BEGIN PROVIDED ENTRIES

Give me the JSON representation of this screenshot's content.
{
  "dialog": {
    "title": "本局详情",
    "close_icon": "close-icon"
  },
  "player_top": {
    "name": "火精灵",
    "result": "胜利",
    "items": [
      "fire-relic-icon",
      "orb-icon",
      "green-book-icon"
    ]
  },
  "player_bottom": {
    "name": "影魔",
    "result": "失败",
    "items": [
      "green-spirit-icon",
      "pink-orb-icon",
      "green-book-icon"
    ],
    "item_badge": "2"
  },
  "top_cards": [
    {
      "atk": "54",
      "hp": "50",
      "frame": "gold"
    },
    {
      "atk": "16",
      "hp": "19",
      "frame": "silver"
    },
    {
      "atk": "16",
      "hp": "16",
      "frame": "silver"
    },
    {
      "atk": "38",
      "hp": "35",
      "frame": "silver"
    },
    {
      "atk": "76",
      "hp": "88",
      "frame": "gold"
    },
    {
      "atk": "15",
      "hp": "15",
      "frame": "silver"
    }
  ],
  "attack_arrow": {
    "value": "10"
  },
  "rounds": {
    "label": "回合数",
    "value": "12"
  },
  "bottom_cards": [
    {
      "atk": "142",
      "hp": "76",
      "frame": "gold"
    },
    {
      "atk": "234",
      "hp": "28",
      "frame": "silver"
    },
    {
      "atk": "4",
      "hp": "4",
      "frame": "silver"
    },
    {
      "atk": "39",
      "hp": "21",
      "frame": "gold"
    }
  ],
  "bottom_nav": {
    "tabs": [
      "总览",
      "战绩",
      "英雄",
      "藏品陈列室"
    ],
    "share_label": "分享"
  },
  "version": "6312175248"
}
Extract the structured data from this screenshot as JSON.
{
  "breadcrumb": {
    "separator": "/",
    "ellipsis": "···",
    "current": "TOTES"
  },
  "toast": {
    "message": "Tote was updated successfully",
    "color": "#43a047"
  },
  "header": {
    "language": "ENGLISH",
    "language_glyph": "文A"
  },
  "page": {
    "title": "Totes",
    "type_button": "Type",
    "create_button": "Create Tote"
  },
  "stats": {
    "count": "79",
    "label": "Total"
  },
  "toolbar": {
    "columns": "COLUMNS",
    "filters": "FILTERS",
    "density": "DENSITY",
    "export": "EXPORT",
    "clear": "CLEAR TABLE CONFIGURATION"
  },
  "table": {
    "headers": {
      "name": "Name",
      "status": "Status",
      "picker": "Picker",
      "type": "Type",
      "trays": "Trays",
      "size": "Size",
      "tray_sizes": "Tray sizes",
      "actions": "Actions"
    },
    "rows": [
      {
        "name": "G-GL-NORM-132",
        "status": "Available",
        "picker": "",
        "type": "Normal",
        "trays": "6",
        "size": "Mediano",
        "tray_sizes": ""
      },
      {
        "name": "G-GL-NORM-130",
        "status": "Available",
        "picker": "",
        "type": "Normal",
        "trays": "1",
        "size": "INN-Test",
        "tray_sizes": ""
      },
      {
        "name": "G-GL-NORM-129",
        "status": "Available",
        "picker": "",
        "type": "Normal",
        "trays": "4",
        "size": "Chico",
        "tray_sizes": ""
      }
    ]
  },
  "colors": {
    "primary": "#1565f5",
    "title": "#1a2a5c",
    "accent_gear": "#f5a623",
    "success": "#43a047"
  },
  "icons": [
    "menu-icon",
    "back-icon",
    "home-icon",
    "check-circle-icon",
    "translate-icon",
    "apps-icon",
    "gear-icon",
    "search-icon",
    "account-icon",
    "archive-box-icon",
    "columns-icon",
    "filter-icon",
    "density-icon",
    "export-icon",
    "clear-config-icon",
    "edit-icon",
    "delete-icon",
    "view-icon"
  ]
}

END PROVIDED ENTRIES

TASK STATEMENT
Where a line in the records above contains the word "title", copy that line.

OUTPUT FOR THIS TASK
    "title": "本局详情",
    "title": "Totes",
    "title": "#1a2a5c",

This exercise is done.